Biotron's Cutaway View Reveals Underside of Life
With windows that look out on brownish hair-like
roots and earthworms, the University of Michigan's Soil Biotron is one
of few places in the world to see the underside of a natural system.
The biotron resembles a basement with glass walls. It was built
with NSF funding, under a grove of trembling aspen, red oak,
and red maples at the university's Biological Station near Pellston.
Experiments here help ecologists study problems such as global change, gauge
their effects, and enhance overall knowledge of the under-studied underworld.
"We know a lot about the top of a tree," says ecologist Kurt Pregitzer of Michigan
Technological University. "For example, we know about leaf longevity, leaf size
and rate of growth. But we know next to nothing about what happens underground."
To learn more about how roots grow, Pregitzer designed a computer driven time-lapse
The camera records not only roots, but movements of soil animals and growth of
fungi. The whole system of removable windows and cameras is a great advance for
soil ecologists, says Bob Fogel, Biotron Director and University of Michigan
biologist. Before the biotron was in place, soil was studied by coring "where
you drive a tube into the ground. That disrupts the spatial relationships of
the roots, animals and fungi."
With the help of the biotron and another NSF grant, Fogel and his colleague John
Lussenhop, a biologist from the University of Illinois, Chicago Circle, have
learned how important fungi are to roots and vice versa. Roots give carbon to
fungi, and fungi provide phosphorus to roots.
"Almost all plants rely on fungi as auxiliary roots," says Lussenhop. "The particular
fungi, seen through the biotron windows, store phosphorus for use by the trees.
So they can be thought of as the gas tank of the forest."
Work is under way to measure the gas held by fungi and exchanged with roots. "Clearly
the trees can't live without fungi. But how much gas is intercepted by soil animals
chewing on the roots?" he asks.
While Lussenhop and Fogel are closing in on answers to some of these questions
about normal life in the forest's soil, Pregitzer asks what would happen if the
soil system changed.
To search for the answers, Pregitzer added extra water and nitrogen to certain
soil plots, then trained his camera on the plots and waited. He discovered that
roots actively seek out patches of soil with extra nutrients, growing toward
the pool with extra water and nitrogen. In another study, he showed that if atmospheric
carbon dioxide is increased, aspen roots grow faster--and die faster.
What does this mean? Too early to say, Pregitzer thinks. "There is great biological

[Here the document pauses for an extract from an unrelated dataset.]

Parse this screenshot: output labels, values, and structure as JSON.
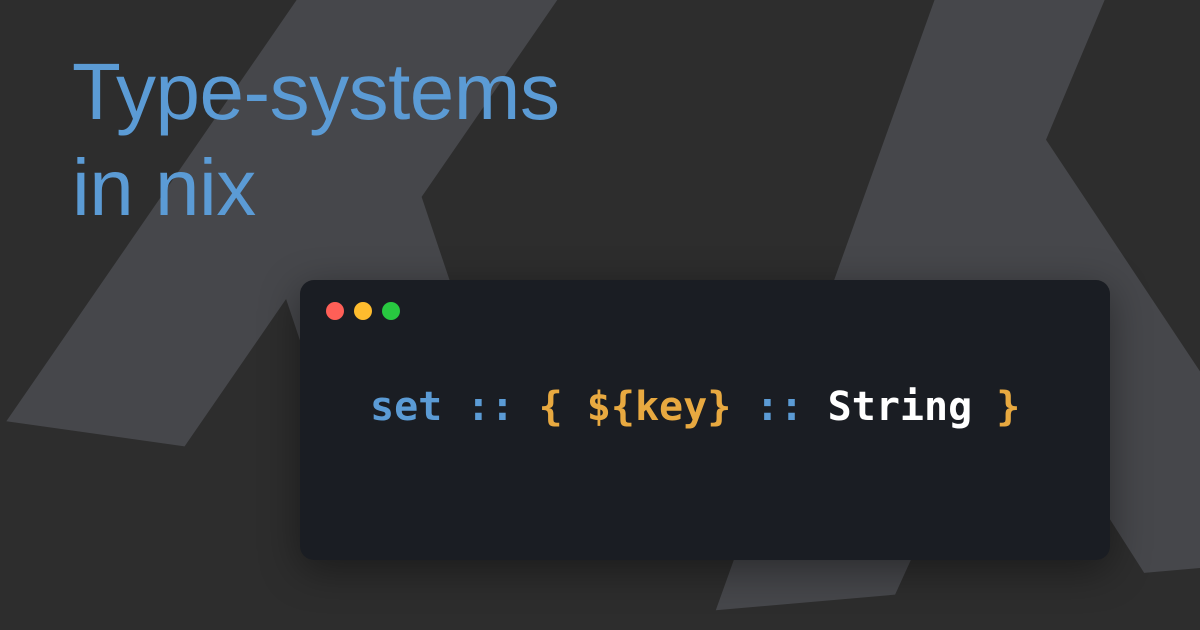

diversity in the soil system. If we tried the same experiment in different communities,
we may not see the same results."
So the work goes on. "If we're ever going to develop a more fundamental understanding
of how plant communities live," says Pregitzer, "we need to understand root growth
The biotron was built as a multi-investigator research facility. For more information
send an e-mail message to Bob Fogel at firstname.lastname@example.org.